Required reading in many medical and healthcare institutions, How to Read a Paper is a clear and wide-ranging introduction to evidence-based medicine and healthcare, helping readers to understand its central principles, critically evaluate published data, and implement the results in practical settings. Author Trisha Greenhalgh guides readers through each fundamental step of the inquiry, from searching the literature to assessing methodological quality and appraising statistics.
How to Read a Paper addresses the common criticisms of evidence-based healthcare, dispelling many of its myths and misconceptions while providing a pragmatic framework for testing the validity of healthcare literature. Now in its sixth edition, this informative text includes new and expanded discussions of study bias, political interference in published reports, medical statistics, big data and more.

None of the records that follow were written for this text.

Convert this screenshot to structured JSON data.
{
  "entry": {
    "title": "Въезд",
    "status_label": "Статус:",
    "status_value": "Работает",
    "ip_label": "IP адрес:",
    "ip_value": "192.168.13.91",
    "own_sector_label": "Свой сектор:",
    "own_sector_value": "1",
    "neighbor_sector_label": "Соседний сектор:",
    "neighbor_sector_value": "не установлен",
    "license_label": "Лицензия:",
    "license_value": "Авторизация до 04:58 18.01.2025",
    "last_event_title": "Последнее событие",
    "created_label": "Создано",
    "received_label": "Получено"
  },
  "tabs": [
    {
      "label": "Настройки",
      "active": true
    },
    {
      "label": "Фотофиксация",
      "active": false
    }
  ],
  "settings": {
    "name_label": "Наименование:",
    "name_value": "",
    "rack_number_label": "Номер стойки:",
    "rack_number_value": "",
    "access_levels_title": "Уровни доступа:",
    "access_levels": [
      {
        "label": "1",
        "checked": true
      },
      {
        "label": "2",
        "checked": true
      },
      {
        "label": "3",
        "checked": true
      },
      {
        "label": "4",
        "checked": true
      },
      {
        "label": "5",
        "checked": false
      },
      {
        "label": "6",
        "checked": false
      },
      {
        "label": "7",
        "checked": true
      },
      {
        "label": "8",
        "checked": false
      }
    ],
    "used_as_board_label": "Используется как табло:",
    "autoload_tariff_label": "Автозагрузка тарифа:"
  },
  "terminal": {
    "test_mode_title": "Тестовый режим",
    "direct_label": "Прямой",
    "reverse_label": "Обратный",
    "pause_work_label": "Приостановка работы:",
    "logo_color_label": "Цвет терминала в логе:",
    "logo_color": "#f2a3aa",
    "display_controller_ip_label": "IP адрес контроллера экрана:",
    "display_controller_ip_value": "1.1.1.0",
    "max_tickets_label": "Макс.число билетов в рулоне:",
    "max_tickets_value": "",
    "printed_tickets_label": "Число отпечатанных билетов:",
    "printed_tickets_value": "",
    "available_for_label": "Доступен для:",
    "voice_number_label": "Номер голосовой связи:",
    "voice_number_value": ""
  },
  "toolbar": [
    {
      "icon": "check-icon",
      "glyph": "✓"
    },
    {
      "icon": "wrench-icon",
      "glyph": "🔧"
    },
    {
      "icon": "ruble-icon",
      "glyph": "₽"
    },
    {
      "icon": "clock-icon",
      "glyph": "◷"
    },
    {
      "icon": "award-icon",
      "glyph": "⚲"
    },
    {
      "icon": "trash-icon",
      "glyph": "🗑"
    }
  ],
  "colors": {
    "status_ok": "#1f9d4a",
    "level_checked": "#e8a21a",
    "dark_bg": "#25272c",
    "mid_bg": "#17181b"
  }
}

How to Read a Paper is an ideal resource for healthcare students, practitioners and anyone seeking an accessible introduction to evidence-based healthcare.
"This book adds much to the evidence-based practice debates. After discussing the mechanics of the evidence, it analyzes why it is difficult to change practice habits and how to address these issues. This is a valuable book for every academic library."
-- Vincent Carr, DO, MSA, FACC, FACP (Uniformed Services University of the Health Sciences) - Doody's Review - previous edition
"This title accomplishes efficiently what many similar books cannot. The author offers a practical, readable summary of the principles of evidence-based medicine for practicing physicians and physicians-in-training."
-- Martha Carvour, MD, PhD (University of Iowa College of Public Health) Doody's Review - previous edition
While the preface offers the book to everyone, the principal audience is clinicians faced with the overwhelming volume of published medical literature who want to be able to differentiate which studies are worthwhile and should change an aspect of their practice. The analysis of where medical practice is and where it needs to be headed makes this book imperative for clinicians and policymakers, medical leadership and academics alike.